He’s spoken often with the Gazette over his footballing, and even cricketing, journey. And each conversation revolves around the same themes – a hunger for the contest, a relentless pursuit of excellence, and his love of his family and close circle of mates.
The Dockers know full well they have a star building block for the future because Serong is a footy perfectionist. The last thing he ever wants to hear is “keep doing what you’re doing”.
He’s continually on the hunt for ways to improve his game – acting as a sponge for any advice he can soak up.
It’s that trait, among others, that has him squarely on the path to stardom.
The hard, uncompromising midfielder is a star seriously on the rise, which makes his Rising Star award so fitting.
Former Dockers jet Lachie Neale put together an MVP-winning, Brownlow-calibre season for the Lions in 2020, and the similarities in his and Serong’s game styles are undeniable.
Serong’s leadership by example is clearly one of his standout qualities, and has been all through his staggering rise over recent seasons.
The Gazette spoke with him in 2017, after a badly broken collarbone he sustained as a 16-year-old still failed to dissuade selectors from picking him in the Vic Country squad just two weeks post-surgery.
He starred in that subsequent national carnival in Queensland.
“Back in the under-16s I was relying on what I’d already done and what they’d already seen to make the team,” he explained last year.
“Once I got to the championships, I just wanted to prove to them that they’d made the right decision to show faith in me. They kept telling me that the reason they picked me was because I was good enough, and they backed me in.”
It hasn’t all been easy, and the advice Serong has received hasn’t all been easy to stomach.
But he’s taken it all on-board in his quest to improve.
Serong knows it’s about more than taking his chances. It’s about taking even the half-chances along the way.
“Sometimes that full chance never comes,” he told the Gazette after the Dockers drafted him.
“You might only get one game, or a quarter, to really stand up in and make your mark.

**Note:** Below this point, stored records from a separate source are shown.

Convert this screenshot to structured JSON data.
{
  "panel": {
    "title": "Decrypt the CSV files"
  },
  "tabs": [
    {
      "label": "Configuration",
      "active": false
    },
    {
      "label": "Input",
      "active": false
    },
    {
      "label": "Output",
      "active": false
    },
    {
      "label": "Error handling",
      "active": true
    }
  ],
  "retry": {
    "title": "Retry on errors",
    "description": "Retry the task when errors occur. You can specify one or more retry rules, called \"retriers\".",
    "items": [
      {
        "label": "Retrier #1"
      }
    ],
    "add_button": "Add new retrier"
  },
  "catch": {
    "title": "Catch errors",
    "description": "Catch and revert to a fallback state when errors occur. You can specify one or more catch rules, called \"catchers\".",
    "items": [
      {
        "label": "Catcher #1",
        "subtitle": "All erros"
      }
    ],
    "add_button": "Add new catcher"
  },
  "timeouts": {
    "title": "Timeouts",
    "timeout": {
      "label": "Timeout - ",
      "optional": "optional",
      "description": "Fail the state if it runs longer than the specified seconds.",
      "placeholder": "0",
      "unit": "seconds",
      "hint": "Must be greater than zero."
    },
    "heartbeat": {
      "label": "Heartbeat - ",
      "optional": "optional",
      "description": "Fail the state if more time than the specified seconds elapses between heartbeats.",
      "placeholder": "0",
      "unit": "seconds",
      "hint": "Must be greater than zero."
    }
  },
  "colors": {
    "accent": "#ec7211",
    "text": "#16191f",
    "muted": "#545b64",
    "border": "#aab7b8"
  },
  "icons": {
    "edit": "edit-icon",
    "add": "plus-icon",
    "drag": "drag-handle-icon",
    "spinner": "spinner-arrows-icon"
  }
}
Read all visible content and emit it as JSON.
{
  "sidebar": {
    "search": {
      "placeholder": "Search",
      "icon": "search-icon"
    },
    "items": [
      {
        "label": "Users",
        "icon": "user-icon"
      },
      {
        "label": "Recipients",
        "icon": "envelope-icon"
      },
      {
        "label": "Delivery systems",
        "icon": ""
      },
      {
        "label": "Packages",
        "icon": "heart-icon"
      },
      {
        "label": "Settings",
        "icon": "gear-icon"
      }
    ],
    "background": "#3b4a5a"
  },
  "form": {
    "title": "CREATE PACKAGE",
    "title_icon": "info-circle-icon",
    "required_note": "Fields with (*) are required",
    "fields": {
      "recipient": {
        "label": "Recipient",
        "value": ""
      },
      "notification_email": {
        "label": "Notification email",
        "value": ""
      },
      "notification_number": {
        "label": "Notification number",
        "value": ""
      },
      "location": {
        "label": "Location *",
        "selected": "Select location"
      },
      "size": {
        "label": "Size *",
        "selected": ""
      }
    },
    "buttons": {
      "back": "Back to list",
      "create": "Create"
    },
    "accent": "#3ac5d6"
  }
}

“If you go alright, then they’ll keep picking you. That’s when you take the opportunities you get and try to make the most of them.”
In 2018, Serong had a heart-to-heart about his game with Vic Country coach Leigh Brown (the Collingwood 2010 premiership-winning utility and former Gippsland Power coach), Power high performance manager Matt Ross, and then AFL Academy coach and Brisbane Lions icon Luke Power.
“They just said I was playing really good footy and they were happy with that side of things, but it was just my body shape – they wanted to see if I could trim down a little bit,” Serong explained.
“It was just about trying to take it to the next level so I could make it to more contests out on the field.”
So, as he always does, he took that advice to heart and over last year’s pre-season did everything in his power to get himself into the best shape possible.
And his performances in the AFL this season are testament to that relentless hard work and drive.
“People like Luke Power, Browny, and Matty Ross showing interest in me and giving me some of their advice, and what they think I should improve on, has really helped me,” he said.
“I just want honest feedback on what I can work on because I’ll never be satisfied – I always want to improve. Getting fitter and trimming up over the pre-season really helped me through the year.”
Serong explained the modifications he’s made.
“I kept putting on size (in the gym) so it wasn’t necessarily fat – it was muscle – so it was just about getting leaner and doing a bit more cardio, so boxing and bike riding rather than just doing bicep curls,” he said.
“It’s a fine line between doing too much, and doing too little.
“It just comes back to listening to people. You can’t just go through life thinking you know it all because a lot of time you don’t. Listening to that advice you get is really important.
“I want something I can work on to keep improving. As soon as you get satisfied or complacent, that’s when everyone either catches up to you, or you go backwards.”